William Shirer was an American journalist who found himself at the heart of unfolding history in Nazi Germany, both in print and on the radio for CBS. In September of 1934, just one month after Hitler assumed the title of Führer, Shirer attended the Nuremberg rally, where an astounding 700,000 Nazi Party supporters gathered for a grand display of unity and force. In his diary after the rally’s first day, Shirer attempted to put into words the spectacle he had witnessed—a heady mix of religious fervour, nationalistic symbolism, and carefully orchestrated theatrics that signalled the terrifying potential of mass manipulation. A mere five years later, this momentum culminated in Germany’s invasion of Poland, an act that marked the beginning of World War II.
The Diary Entry
I’m beginning to comprehend, I think, some of the reasons for Hitler’s astounding success.
Borrowing a chapter from the Roman church, he is restoring pageantry and color and mysticism to the drab lives of twentieth-century Germans. This morning’s opening meeting in the Luitpold Hall on the outskirts of Nuremberg was more than a gorgeous show; it also had something of the mysticism and religious fervor of an Easter or Christmas Mass in a great Gothic cathedral. The hall was a sea of brightly colored flags. Even Hitler’s arrival was made dramatic. The band stopped playing. There was a hush over the thirty thousand people packed in the hall. Then the band struck up the Badenweiler March, a very catchy tune, and used only, I’m told, when Hitler makes his big entries.

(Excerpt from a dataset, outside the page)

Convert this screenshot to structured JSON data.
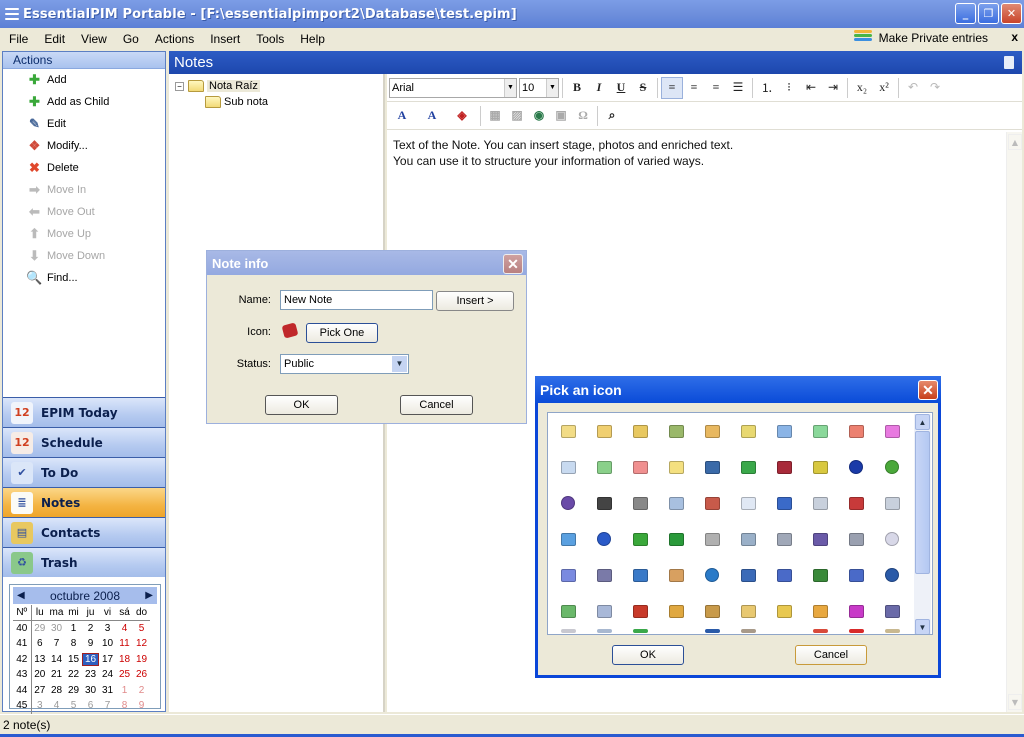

Hitler appeared in the back of the auditorium, and followed by his aides, Goering, Goebbels, Hess, Himmler, and the others, he strode slowly down the long center aisle while thirty thousand hands were raised in salute. It is a ritual, the old-timers say, which is always followed. Then an immense symphony orchestra played Beethoven’s Egmont Overture. Great Klieg lights played on the stage, where Hitler sat surrounded by a hundred party officials and officers of the army and navy.
Behind them the “blood flag,” the one carried down the streets of Munich in the ill-fated putsch. Behind this, four or five hundred SA standards. When the music was over, Rudolf Hess, Hitler’s closest confidant, rose and slowly read the names of the Nazi “martyrs” brown-shirts who had been killed in the struggle for power—a roll-call of the dead, and the thirty thousand seemed very moved.
In such an atmosphere no wonder, then, that every word dropped by Hitler seemed like an inspired Word from on high. Man’s—or at least the German’s—critical faculty is swept away at such moments, and every lie pronounced is accepted as high truth itself.
It was while the crowd—all Nazi officials—were in this mood that the Führer’s proclamation was sprung on them. He did not read it himself. It was read by Gauleiter [Adolf] Wagner of Bavaria, who, curiously, has a voice and manner of speaking so like Hitler’s that some of the correspondents who were listening back at the hotel on the radio thought it was Hitler.
As to the proclamation, it contained such statements as these, all wildly applauded as if they were new truths: “The German form of life is definitely determined for the next thousand years. For us, the nervous nineteenth century has finally ended. There will be no revolution in Germany for the next one thousand years!”
Or: “Germany has done everything possible to assure world peace. If war comes to Europe it will come only because of Communist chaos.” Later before a “Kultur” meeting he added: “Only brainless dwarfs cannot realize that Germany has been the breakwater against Communist floods which would have drowned Europe and its culture.”
Hitler also referred to the fight now going on against his attempt to Nazify the Protestant church. “I am striving to unify it. I am convinced that Luther would have done the same and would have thought of unified Germany first and last.”
William Shirer’s diaries are kept at the George T. Henry College Archives at Coe College. In 1941, they were published by Alfred A. Knopf with the title Berlin Diary: The Journal of a Foreign Correspondent, 1934-1941.
- Footage of the 1934 Nuremberg Rally (United States Holocaust Memorial Museum)
- William L. Shirer at Wikipedia
- Shirer’s obituary in the New York Times in 1993
Diary entry excerpted from Berlin Diary: The Journal of a Foreign Correspondent, 1934-1941, first published in 1941 by Alfred A. Knopf. © 1941, renewed 1968 by William L. Shirer; Reprinted by permission of Don Congdon Associates, Inc.